The role of technology in insurance has never been more important, so I'm slightly bemused by this one. Whilst I understand the objective, surely the cost of entry to this space and complexity involved does indeed keep other folks out, in the same way that deciding to building a scale production car from scratch isn't really accessible to most? It costs a lot, and is not a simple straightforward process.
Equally, on the other hand, those that have invested material amounts of time and money into this space will want to protect the investment they have made into developing a product fit for market conditions, as well as supporting it and changing it on an ongoing basis.
Organisations must complete appropriate due diligence to ensure they enter relationships 'eyes wide open'. Typically platforms can be broken down a number of ways. Gartner some time back coined the phrases - 'Systems of Engagement', 'Systems of Innovation' and 'Systems of Record'. Using this, it’s easier to split the platforms out to support each of these and the business capabilities out, as well as each of the known and perceived risks in doing so. For example, in the early stages of InsurTech, much of the innovation was focused on the front office, citing that changing the back office, or 'Systems of Record', was difficult - so let’s change the front end engagement quickly.
Whoever you outsource to in terms of providing services (people, processes, technology etc), you never outsource your brand, reputation or responsibility - regardless of the contract terms. Your provider may indeed have specific and defined service levels and obligations but it’s on the provider to ensure it all comes together to meet your customer objectives.
We typically see people outsource platforms due to the complexity involved, the access to the right skills and to allow us to focus on what we do best as insurers, i.e. - create great products that are relevant for the market.
When the broader ecosystem works well together and is executed successfully, the outcomes can be truly transformational.

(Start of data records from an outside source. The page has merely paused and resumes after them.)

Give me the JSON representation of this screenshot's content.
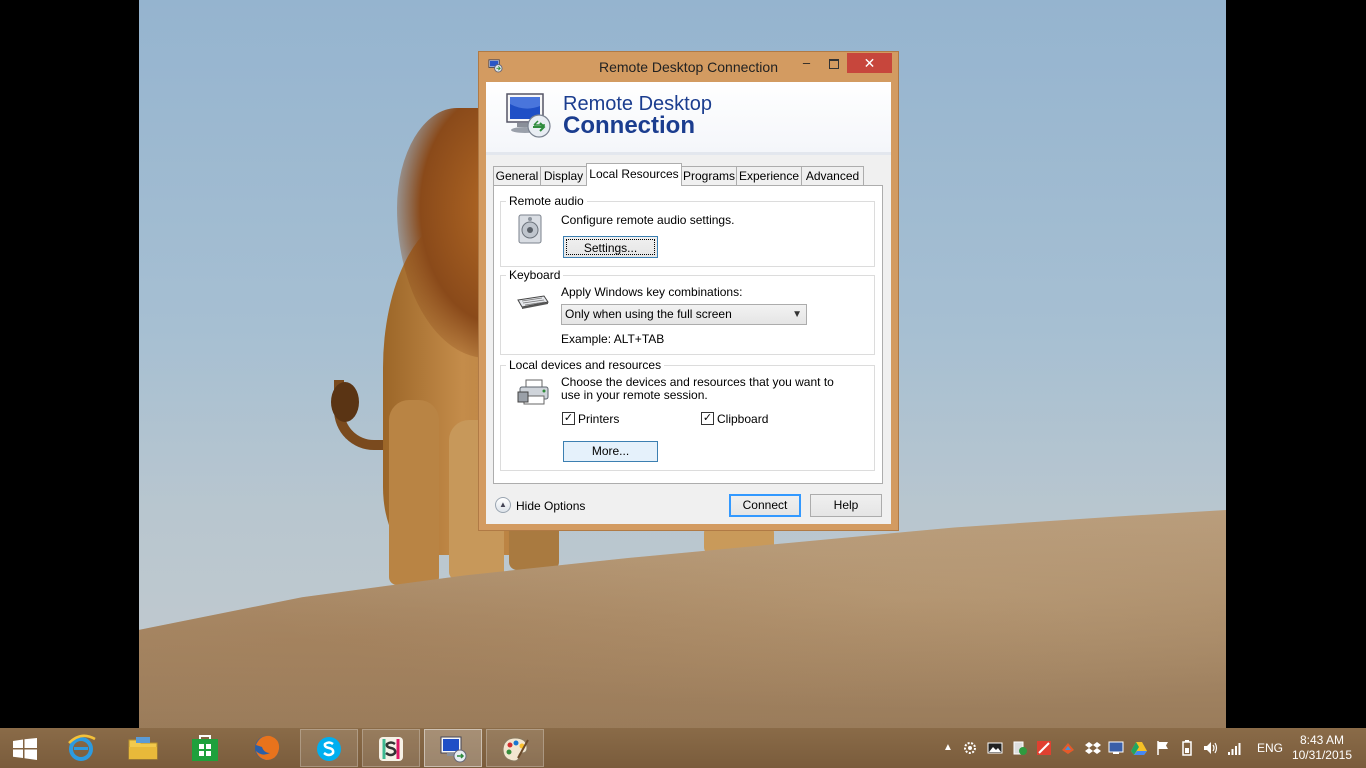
{
  "window": {
    "title": "Remote Desktop Connection",
    "minimize_glyph": "–",
    "close_glyph": "✕"
  },
  "banner": {
    "line1": "Remote Desktop",
    "line2": "Connection"
  },
  "tabs": [
    {
      "label": "General",
      "active": false
    },
    {
      "label": "Display",
      "active": false
    },
    {
      "label": "Local Resources",
      "active": true
    },
    {
      "label": "Programs",
      "active": false
    },
    {
      "label": "Experience",
      "active": false
    },
    {
      "label": "Advanced",
      "active": false
    }
  ],
  "remote_audio": {
    "group_label": "Remote audio",
    "description": "Configure remote audio settings.",
    "settings_button": "Settings..."
  },
  "keyboard": {
    "group_label": "Keyboard",
    "description": "Apply Windows key combinations:",
    "selected_option": "Only when using the full screen",
    "example": "Example: ALT+TAB"
  },
  "local_devices": {
    "group_label": "Local devices and resources",
    "description": "Choose the devices and resources that you want to use in your remote session.",
    "printers_label": "Printers",
    "printers_checked": true,
    "clipboard_label": "Clipboard",
    "clipboard_checked": true,
    "more_button": "More..."
  },
  "footer": {
    "hide_options": "Hide Options",
    "connect_button": "Connect",
    "help_button": "Help"
  },
  "taskbar": {
    "apps": [
      {
        "name": "start-button",
        "running": false
      },
      {
        "name": "internet-explorer",
        "running": false
      },
      {
        "name": "file-explorer",
        "running": false
      },
      {
        "name": "store",
        "running": false
      },
      {
        "name": "firefox",
        "running": false
      },
      {
        "name": "skype",
        "running": true
      },
      {
        "name": "slack",
        "running": true
      },
      {
        "name": "remote-desktop",
        "running": true,
        "active": true
      },
      {
        "name": "paint",
        "running": true
      }
    ],
    "language": "ENG",
    "time": "8:43 AM",
    "date": "10/31/2015"
  },
  "colors": {
    "banner_text": "#1b3d8f",
    "title_frame": "#d39b61",
    "close_button": "#c7463c",
    "taskbar": "#7a5c3c"
  }
}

This morning the FCA said it would consider the impact of such switches as part of its platform market study. 'In doing so, we will explore whether technology providers create barriers to entry and prevent platforms from being able to compete to innovate and offer value for money to consumers,' it said. The regulator said 'the technology market appears to be concentrated' with only a limited number of providers to choose from. As a result it will consider whether new entrants to the platform market face high costs to find technology, and whether the limited choice mean they struggle to offer anything new.